The Wisconsin Court of Appeals, which had been asked to throw out a week-old order temporarily blocking the law's implementation, said the issues involved were so fundamental -- a clash between the state's open meetings law and the separation of legislative and judicial powers -- that it made sense to send the case straight to state's highest court.
"Because this appeal presents significant issues, we believe the Supreme Court is the proper forum," the court wrote in its holding.
The law in question strips teachers, highway workers, nurses and other public employees of collective bargaining rights they have enjoyed for 50 years here.
Last Friday, a judge in Dane County, where the state Capitol building is located, granted a restraining order stopping official publication of the bill, which was passed by the Republican-controlled legislature and signed by its Republican Governor Scott Walker last week.
The judge's ruling did not overturn the law but effectively blocked it while she considered a lawsuit filed by the Dane County district attorney, who has argued Republican lawmakers violated state open meetings laws by failing to give adequate notice of the vote.
The state turned around and asked the Wisconsin Court of Appeals to throw out the restraining order, arguing the Dane County judge had overstepped and encroached on areas that belong to the legislative branch of the government. It is that request the court sent up to the Supreme Court on Thursday.
In a statement, Rep. Pete Barca, the top-ranking Democrats in the state Assembly, said "it is good to see the courts are taking what I believe is a deliberate violation of the open meetings law on the part of Republican legislative leadership, very seriously."
Hannah Huffman, a spokeswoman for Wisconsin Senate Majority Leader Scott Fitzgerald said he had no immediate comment. A spokesman for Governor Walker did not immediately respond to a request for a comment.

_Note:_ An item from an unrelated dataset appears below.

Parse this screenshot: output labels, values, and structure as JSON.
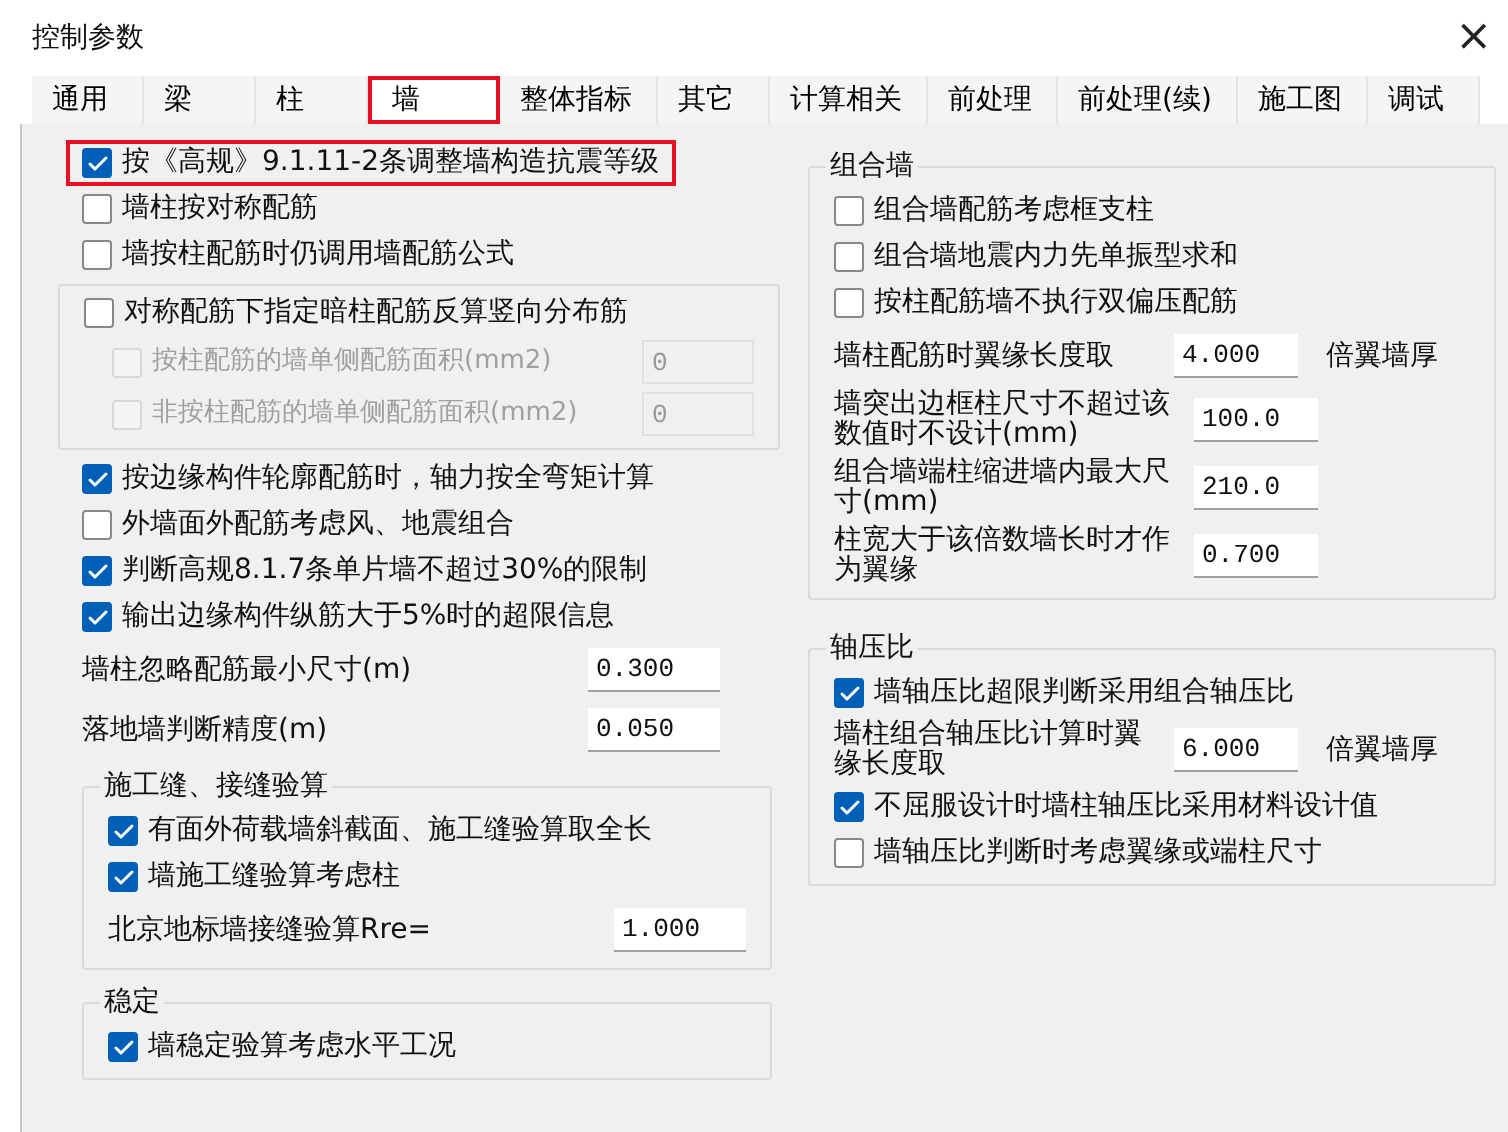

(Writing by James B. Kelleher; additional reporting by Jeff Mayers)